**Required action:** The answer should be every line below, retyped exactly.

**Information shown:**
------------------------------

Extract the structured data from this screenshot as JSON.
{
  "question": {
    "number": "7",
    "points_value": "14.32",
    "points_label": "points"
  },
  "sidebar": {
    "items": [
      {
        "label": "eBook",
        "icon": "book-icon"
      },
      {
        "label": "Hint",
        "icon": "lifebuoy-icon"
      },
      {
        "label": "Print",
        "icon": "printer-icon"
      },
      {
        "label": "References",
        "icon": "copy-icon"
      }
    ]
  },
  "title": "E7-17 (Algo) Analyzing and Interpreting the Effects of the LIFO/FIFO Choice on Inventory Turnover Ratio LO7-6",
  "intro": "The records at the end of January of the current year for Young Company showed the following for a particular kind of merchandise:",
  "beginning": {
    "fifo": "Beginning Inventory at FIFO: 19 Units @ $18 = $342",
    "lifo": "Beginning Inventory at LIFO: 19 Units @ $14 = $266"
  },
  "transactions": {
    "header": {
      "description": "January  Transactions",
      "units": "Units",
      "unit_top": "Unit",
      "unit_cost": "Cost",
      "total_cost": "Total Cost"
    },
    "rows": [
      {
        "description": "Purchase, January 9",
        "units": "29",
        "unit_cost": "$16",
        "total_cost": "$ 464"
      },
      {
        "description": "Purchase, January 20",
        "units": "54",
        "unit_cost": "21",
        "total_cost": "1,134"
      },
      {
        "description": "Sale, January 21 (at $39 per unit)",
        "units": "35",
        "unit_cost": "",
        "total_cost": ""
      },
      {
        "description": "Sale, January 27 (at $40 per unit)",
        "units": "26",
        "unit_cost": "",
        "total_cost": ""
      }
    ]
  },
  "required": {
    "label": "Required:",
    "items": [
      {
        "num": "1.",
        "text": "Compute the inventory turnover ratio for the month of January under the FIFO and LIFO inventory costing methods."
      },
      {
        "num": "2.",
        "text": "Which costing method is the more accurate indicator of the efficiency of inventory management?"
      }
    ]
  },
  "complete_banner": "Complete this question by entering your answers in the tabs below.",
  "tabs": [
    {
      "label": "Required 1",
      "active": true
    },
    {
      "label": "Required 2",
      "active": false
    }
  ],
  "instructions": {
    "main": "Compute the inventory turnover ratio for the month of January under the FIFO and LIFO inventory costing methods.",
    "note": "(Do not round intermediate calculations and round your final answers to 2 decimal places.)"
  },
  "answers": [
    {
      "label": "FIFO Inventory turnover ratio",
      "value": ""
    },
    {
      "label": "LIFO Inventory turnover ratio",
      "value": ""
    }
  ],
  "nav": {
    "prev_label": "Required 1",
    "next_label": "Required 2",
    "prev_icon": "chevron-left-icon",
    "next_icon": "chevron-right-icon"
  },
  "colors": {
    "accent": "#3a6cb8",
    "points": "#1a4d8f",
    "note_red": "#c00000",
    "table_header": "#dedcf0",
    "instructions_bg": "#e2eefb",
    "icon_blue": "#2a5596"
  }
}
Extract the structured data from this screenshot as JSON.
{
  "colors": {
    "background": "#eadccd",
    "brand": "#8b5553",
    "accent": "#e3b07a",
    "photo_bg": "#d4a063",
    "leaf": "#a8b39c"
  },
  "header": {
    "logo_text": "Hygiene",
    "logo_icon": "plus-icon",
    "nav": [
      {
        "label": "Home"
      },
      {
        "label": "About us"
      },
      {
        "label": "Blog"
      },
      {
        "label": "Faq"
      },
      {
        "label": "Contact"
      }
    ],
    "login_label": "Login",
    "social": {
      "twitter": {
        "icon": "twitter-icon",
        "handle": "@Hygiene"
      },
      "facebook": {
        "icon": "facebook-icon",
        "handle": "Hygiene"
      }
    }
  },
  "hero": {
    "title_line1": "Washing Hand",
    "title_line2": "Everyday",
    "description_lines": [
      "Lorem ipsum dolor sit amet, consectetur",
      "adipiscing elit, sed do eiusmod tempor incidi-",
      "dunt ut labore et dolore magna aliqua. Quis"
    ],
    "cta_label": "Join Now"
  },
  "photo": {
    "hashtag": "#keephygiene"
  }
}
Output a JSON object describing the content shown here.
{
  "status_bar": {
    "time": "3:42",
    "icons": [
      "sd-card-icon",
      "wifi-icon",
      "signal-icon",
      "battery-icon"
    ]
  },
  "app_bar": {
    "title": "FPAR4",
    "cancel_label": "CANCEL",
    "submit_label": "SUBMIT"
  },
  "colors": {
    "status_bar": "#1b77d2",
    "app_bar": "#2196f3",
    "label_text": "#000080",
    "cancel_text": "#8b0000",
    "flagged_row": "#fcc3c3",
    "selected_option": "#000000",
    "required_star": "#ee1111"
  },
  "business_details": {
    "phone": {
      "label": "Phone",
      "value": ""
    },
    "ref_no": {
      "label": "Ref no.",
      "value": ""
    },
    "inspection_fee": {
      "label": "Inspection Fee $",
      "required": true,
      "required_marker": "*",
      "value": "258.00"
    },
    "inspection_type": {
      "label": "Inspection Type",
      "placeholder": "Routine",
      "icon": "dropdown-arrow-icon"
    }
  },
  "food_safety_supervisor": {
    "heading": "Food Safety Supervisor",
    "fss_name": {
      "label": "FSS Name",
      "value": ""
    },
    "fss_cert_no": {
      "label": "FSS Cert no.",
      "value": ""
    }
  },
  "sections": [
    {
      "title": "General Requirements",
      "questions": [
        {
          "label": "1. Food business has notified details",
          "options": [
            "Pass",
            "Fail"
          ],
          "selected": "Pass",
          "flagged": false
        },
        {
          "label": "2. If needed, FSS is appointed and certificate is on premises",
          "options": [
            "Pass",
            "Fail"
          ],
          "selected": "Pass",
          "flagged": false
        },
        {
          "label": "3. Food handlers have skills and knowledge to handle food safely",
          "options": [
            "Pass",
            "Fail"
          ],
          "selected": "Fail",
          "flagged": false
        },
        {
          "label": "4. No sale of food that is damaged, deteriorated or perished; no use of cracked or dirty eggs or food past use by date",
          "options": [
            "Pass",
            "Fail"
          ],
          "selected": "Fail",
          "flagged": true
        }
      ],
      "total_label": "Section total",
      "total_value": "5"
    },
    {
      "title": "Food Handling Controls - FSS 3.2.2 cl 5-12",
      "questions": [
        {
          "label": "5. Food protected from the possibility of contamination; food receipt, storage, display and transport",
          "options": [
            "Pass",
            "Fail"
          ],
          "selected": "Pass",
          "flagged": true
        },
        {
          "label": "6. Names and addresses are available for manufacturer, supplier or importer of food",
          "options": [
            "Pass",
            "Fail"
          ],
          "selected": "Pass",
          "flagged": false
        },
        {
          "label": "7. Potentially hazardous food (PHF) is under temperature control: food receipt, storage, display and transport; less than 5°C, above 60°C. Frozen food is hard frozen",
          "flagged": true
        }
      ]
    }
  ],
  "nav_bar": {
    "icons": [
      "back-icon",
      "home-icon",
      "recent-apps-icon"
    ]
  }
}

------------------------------

**Response to this exercise:**
Extract the structured data from this screenshot as JSON.
{
  "question": {
    "number": "7",
    "points_value": "14.32",
    "points_label": "points"
  },
  "sidebar": {
    "items": [
      {
        "label": "eBook",
        "icon": "book-icon"
      },
      {
        "label": "Hint",
        "icon": "lifebuoy-icon"
      },
      {
        "label": "Print",
        "icon": "printer-icon"
      },
      {
        "label": "References",
        "icon": "copy-icon"
      }
    ]
  },
  "title": "E7-17 (Algo) Analyzing and Interpreting the Effects of the LIFO/FIFO Choice on Inventory Turnover Ratio LO7-6",
  "intro": "The records at the end of January of the current year for Young Company showed the following for a particular kind of merchandise:",
  "beginning": {
    "fifo": "Beginning Inventory at FIFO: 19 Units @ $18 = $342",
    "lifo": "Beginning Inventory at LIFO: 19 Units @ $14 = $266"
  },
  "transactions": {
    "header": {
      "description": "January  Transactions",
      "units": "Units",
      "unit_top": "Unit",
      "unit_cost": "Cost",
      "total_cost": "Total Cost"
    },
    "rows": [
      {
        "description": "Purchase, January 9",
        "units": "29",
        "unit_cost": "$16",
        "total_cost": "$ 464"
      },
      {
        "description": "Purchase, January 20",
        "units": "54",
        "unit_cost": "21",
        "total_cost": "1,134"
      },
      {
        "description": "Sale, January 21 (at $39 per unit)",
        "units": "35",
        "unit_cost": "",
        "total_cost": ""
      },
      {
        "description": "Sale, January 27 (at $40 per unit)",
        "units": "26",
        "unit_cost": "",
        "total_cost": ""
      }
    ]
  },
  "required": {
    "label": "Required:",
    "items": [
      {
        "num": "1.",
        "text": "Compute the inventory turnover ratio for the month of January under the FIFO and LIFO inventory costing methods."
      },
      {
        "num": "2.",
        "text": "Which costing method is the more accurate indicator of the efficiency of inventory management?"
      }
    ]
  },
  "complete_banner": "Complete this question by entering your answers in the tabs below.",
  "tabs": [
    {
      "label": "Required 1",
      "active": true
    },
    {
      "label": "Required 2",
      "active": false
    }
  ],
  "instructions": {
    "main": "Compute the inventory turnover ratio for the month of January under the FIFO and LIFO inventory costing methods.",
    "note": "(Do not round intermediate calculations and round your final answers to 2 decimal places.)"
  },
  "answers": [
    {
      "label": "FIFO Inventory turnover ratio",
      "value": ""
    },
    {
      "label": "LIFO Inventory turnover ratio",
      "value": ""
    }
  ],
  "nav": {
    "prev_label": "Required 1",
    "next_label": "Required 2",
    "prev_icon": "chevron-left-icon",
    "next_icon": "chevron-right-icon"
  },
  "colors": {
    "accent": "#3a6cb8",
    "points": "#1a4d8f",
    "note_red": "#c00000",
    "table_header": "#dedcf0",
    "instructions_bg": "#e2eefb",
    "icon_blue": "#2a5596"
  }
}
Extract the structured data from this screenshot as JSON.
{
  "colors": {
    "background": "#eadccd",
    "brand": "#8b5553",
    "accent": "#e3b07a",
    "photo_bg": "#d4a063",
    "leaf": "#a8b39c"
  },
  "header": {
    "logo_text": "Hygiene",
    "logo_icon": "plus-icon",
    "nav": [
      {
        "label": "Home"
      },
      {
        "label": "About us"
      },
      {
        "label": "Blog"
      },
      {
        "label": "Faq"
      },
      {
        "label": "Contact"
      }
    ],
    "login_label": "Login",
    "social": {
      "twitter": {
        "icon": "twitter-icon",
        "handle": "@Hygiene"
      },
      "facebook": {
        "icon": "facebook-icon",
        "handle": "Hygiene"
      }
    }
  },
  "hero": {
    "title_line1": "Washing Hand",
    "title_line2": "Everyday",
    "description_lines": [
      "Lorem ipsum dolor sit amet, consectetur",
      "adipiscing elit, sed do eiusmod tempor incidi-",
      "dunt ut labore et dolore magna aliqua. Quis"
    ],
    "cta_label": "Join Now"
  },
  "photo": {
    "hashtag": "#keephygiene"
  }
}
Output a JSON object describing the content shown here.
{
  "status_bar": {
    "time": "3:42",
    "icons": [
      "sd-card-icon",
      "wifi-icon",
      "signal-icon",
      "battery-icon"
    ]
  },
  "app_bar": {
    "title": "FPAR4",
    "cancel_label": "CANCEL",
    "submit_label": "SUBMIT"
  },
  "colors": {
    "status_bar": "#1b77d2",
    "app_bar": "#2196f3",
    "label_text": "#000080",
    "cancel_text": "#8b0000",
    "flagged_row": "#fcc3c3",
    "selected_option": "#000000",
    "required_star": "#ee1111"
  },
  "business_details": {
    "phone": {
      "label": "Phone",
      "value": ""
    },
    "ref_no": {
      "label": "Ref no.",
      "value": ""
    },
    "inspection_fee": {
      "label": "Inspection Fee $",
      "required": true,
      "required_marker": "*",
      "value": "258.00"
    },
    "inspection_type": {
      "label": "Inspection Type",
      "placeholder": "Routine",
      "icon": "dropdown-arrow-icon"
    }
  },
  "food_safety_supervisor": {
    "heading": "Food Safety Supervisor",
    "fss_name": {
      "label": "FSS Name",
      "value": ""
    },
    "fss_cert_no": {
      "label": "FSS Cert no.",
      "value": ""
    }
  },
  "sections": [
    {
      "title": "General Requirements",
      "questions": [
        {
          "label": "1. Food business has notified details",
          "options": [
            "Pass",
            "Fail"
          ],
          "selected": "Pass",
          "flagged": false
        },
        {
          "label": "2. If needed, FSS is appointed and certificate is on premises",
          "options": [
            "Pass",
            "Fail"
          ],
          "selected": "Pass",
          "flagged": false
        },
        {
          "label": "3. Food handlers have skills and knowledge to handle food safely",
          "options": [
            "Pass",
            "Fail"
          ],
          "selected": "Fail",
          "flagged": false
        },
        {
          "label": "4. No sale of food that is damaged, deteriorated or perished; no use of cracked or dirty eggs or food past use by date",
          "options": [
            "Pass",
            "Fail"
          ],
          "selected": "Fail",
          "flagged": true
        }
      ],
      "total_label": "Section total",
      "total_value": "5"
    },
    {
      "title": "Food Handling Controls - FSS 3.2.2 cl 5-12",
      "questions": [
        {
          "label": "5. Food protected from the possibility of contamination; food receipt, storage, display and transport",
          "options": [
            "Pass",
            "Fail"
          ],
          "selected": "Pass",
          "flagged": true
        },
        {
          "label": "6. Names and addresses are available for manufacturer, supplier or importer of food",
          "options": [
            "Pass",
            "Fail"
          ],
          "selected": "Pass",
          "flagged": false
        },
        {
          "label": "7. Potentially hazardous food (PHF) is under temperature control: food receipt, storage, display and transport; less than 5°C, above 60°C. Frozen food is hard frozen",
          "flagged": true
        }
      ]
    }
  ],
  "nav_bar": {
    "icons": [
      "back-icon",
      "home-icon",
      "recent-apps-icon"
    ]
  }
}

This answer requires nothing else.